*** Opening DATA PROVIDED ***
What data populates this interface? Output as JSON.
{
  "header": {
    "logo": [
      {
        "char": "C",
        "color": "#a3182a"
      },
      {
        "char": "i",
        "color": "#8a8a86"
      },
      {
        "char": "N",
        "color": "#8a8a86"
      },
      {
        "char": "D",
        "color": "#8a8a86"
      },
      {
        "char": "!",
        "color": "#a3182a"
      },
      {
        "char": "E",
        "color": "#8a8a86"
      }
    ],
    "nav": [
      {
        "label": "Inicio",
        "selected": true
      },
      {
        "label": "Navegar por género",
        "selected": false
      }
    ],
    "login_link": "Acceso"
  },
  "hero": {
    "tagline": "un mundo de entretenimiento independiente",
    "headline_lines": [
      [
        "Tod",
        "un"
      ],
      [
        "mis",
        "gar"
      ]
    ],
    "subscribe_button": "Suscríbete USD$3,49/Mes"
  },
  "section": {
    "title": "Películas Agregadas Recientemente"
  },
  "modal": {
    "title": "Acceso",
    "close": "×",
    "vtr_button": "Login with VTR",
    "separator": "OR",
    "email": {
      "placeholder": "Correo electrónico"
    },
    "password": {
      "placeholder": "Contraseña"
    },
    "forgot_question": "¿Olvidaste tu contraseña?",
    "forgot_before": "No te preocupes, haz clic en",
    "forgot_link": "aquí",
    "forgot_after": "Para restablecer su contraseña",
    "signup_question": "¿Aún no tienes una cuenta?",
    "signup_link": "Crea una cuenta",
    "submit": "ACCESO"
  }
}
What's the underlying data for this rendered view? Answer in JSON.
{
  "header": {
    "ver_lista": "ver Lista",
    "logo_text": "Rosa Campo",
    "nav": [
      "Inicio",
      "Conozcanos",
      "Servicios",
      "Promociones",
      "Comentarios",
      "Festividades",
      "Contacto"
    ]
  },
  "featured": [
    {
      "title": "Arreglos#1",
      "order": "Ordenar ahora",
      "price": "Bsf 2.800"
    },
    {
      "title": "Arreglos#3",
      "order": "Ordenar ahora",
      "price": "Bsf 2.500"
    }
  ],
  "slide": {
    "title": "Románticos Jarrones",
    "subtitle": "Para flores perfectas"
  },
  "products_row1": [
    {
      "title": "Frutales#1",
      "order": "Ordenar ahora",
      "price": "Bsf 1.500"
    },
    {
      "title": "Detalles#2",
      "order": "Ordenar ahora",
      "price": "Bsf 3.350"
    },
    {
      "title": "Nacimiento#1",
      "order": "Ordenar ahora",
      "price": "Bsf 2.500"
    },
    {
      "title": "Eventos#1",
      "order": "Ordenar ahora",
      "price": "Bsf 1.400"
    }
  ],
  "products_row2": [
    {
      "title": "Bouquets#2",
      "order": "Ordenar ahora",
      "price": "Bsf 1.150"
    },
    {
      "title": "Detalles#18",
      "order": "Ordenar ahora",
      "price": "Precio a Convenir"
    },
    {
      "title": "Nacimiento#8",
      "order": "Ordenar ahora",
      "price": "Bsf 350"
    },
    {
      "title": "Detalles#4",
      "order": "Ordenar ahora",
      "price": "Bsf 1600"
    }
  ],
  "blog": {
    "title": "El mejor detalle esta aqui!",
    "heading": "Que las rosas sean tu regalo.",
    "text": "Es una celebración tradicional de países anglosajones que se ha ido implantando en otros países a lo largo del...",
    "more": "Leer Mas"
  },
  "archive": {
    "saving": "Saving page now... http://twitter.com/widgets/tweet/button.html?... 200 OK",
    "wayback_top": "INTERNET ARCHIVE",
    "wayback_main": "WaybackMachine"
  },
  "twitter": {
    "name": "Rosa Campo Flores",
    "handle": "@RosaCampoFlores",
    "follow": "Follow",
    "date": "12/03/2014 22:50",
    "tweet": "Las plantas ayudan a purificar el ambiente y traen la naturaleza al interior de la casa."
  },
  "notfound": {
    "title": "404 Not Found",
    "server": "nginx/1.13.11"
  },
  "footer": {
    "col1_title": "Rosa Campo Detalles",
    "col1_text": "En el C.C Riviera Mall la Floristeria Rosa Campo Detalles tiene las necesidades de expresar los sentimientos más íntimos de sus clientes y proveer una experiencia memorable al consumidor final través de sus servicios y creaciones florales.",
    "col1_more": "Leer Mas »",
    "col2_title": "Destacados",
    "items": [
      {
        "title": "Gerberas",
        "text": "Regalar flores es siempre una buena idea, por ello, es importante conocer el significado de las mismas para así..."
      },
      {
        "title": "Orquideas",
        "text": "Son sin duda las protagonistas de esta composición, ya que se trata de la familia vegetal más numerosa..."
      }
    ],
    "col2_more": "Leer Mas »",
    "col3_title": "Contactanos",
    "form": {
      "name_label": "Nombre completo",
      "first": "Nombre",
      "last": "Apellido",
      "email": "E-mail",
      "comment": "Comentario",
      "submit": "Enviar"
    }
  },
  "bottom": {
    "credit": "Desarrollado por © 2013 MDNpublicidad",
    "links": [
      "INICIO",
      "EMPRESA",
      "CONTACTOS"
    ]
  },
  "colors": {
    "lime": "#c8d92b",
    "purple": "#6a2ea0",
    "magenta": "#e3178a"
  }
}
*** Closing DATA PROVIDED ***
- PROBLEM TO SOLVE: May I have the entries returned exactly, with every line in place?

- TASK RESULT:
What data populates this interface? Output as JSON.
{
  "header": {
    "logo": [
      {
        "char": "C",
        "color": "#a3182a"
      },
      {
        "char": "i",
        "color": "#8a8a86"
      },
      {
        "char": "N",
        "color": "#8a8a86"
      },
      {
        "char": "D",
        "color": "#8a8a86"
      },
      {
        "char": "!",
        "color": "#a3182a"
      },
      {
        "char": "E",
        "color": "#8a8a86"
      }
    ],
    "nav": [
      {
        "label": "Inicio",
        "selected": true
      },
      {
        "label": "Navegar por género",
        "selected": false
      }
    ],
    "login_link": "Acceso"
  },
  "hero": {
    "tagline": "un mundo de entretenimiento independiente",
    "headline_lines": [
      [
        "Tod",
        "un"
      ],
      [
        "mis",
        "gar"
      ]
    ],
    "subscribe_button": "Suscríbete USD$3,49/Mes"
  },
  "section": {
    "title": "Películas Agregadas Recientemente"
  },
  "modal": {
    "title": "Acceso",
    "close": "×",
    "vtr_button": "Login with VTR",
    "separator": "OR",
    "email": {
      "placeholder": "Correo electrónico"
    },
    "password": {
      "placeholder": "Contraseña"
    },
    "forgot_question": "¿Olvidaste tu contraseña?",
    "forgot_before": "No te preocupes, haz clic en",
    "forgot_link": "aquí",
    "forgot_after": "Para restablecer su contraseña",
    "signup_question": "¿Aún no tienes una cuenta?",
    "signup_link": "Crea una cuenta",
    "submit": "ACCESO"
  }
}
What's the underlying data for this rendered view? Answer in JSON.
{
  "header": {
    "ver_lista": "ver Lista",
    "logo_text": "Rosa Campo",
    "nav": [
      "Inicio",
      "Conozcanos",
      "Servicios",
      "Promociones",
      "Comentarios",
      "Festividades",
      "Contacto"
    ]
  },
  "featured": [
    {
      "title": "Arreglos#1",
      "order": "Ordenar ahora",
      "price": "Bsf 2.800"
    },
    {
      "title": "Arreglos#3",
      "order": "Ordenar ahora",
      "price": "Bsf 2.500"
    }
  ],
  "slide": {
    "title": "Románticos Jarrones",
    "subtitle": "Para flores perfectas"
  },
  "products_row1": [
    {
      "title": "Frutales#1",
      "order": "Ordenar ahora",
      "price": "Bsf 1.500"
    },
    {
      "title": "Detalles#2",
      "order": "Ordenar ahora",
      "price": "Bsf 3.350"
    },
    {
      "title": "Nacimiento#1",
      "order": "Ordenar ahora",
      "price": "Bsf 2.500"
    },
    {
      "title": "Eventos#1",
      "order": "Ordenar ahora",
      "price": "Bsf 1.400"
    }
  ],
  "products_row2": [
    {
      "title": "Bouquets#2",
      "order": "Ordenar ahora",
      "price": "Bsf 1.150"
    },
    {
      "title": "Detalles#18",
      "order": "Ordenar ahora",
      "price": "Precio a Convenir"
    },
    {
      "title": "Nacimiento#8",
      "order": "Ordenar ahora",
      "price": "Bsf 350"
    },
    {
      "title": "Detalles#4",
      "order": "Ordenar ahora",
      "price": "Bsf 1600"
    }
  ],
  "blog": {
    "title": "El mejor detalle esta aqui!",
    "heading": "Que las rosas sean tu regalo.",
    "text": "Es una celebración tradicional de países anglosajones que se ha ido implantando en otros países a lo largo del...",
    "more": "Leer Mas"
  },
  "archive": {
    "saving": "Saving page now... http://twitter.com/widgets/tweet/button.html?... 200 OK",
    "wayback_top": "INTERNET ARCHIVE",
    "wayback_main": "WaybackMachine"
  },
  "twitter": {
    "name": "Rosa Campo Flores",
    "handle": "@RosaCampoFlores",
    "follow": "Follow",
    "date": "12/03/2014 22:50",
    "tweet": "Las plantas ayudan a purificar el ambiente y traen la naturaleza al interior de la casa."
  },
  "notfound": {
    "title": "404 Not Found",
    "server": "nginx/1.13.11"
  },
  "footer": {
    "col1_title": "Rosa Campo Detalles",
    "col1_text": "En el C.C Riviera Mall la Floristeria Rosa Campo Detalles tiene las necesidades de expresar los sentimientos más íntimos de sus clientes y proveer una experiencia memorable al consumidor final través de sus servicios y creaciones florales.",
    "col1_more": "Leer Mas »",
    "col2_title": "Destacados",
    "items": [
      {
        "title": "Gerberas",
        "text": "Regalar flores es siempre una buena idea, por ello, es importante conocer el significado de las mismas para así..."
      },
      {
        "title": "Orquideas",
        "text": "Son sin duda las protagonistas de esta composición, ya que se trata de la familia vegetal más numerosa..."
      }
    ],
    "col2_more": "Leer Mas »",
    "col3_title": "Contactanos",
    "form": {
      "name_label": "Nombre completo",
      "first": "Nombre",
      "last": "Apellido",
      "email": "E-mail",
      "comment": "Comentario",
      "submit": "Enviar"
    }
  },
  "bottom": {
    "credit": "Desarrollado por © 2013 MDNpublicidad",
    "links": [
      "INICIO",
      "EMPRESA",
      "CONTACTOS"
    ]
  },
  "colors": {
    "lime": "#c8d92b",
    "purple": "#6a2ea0",
    "magenta": "#e3178a"
  }
}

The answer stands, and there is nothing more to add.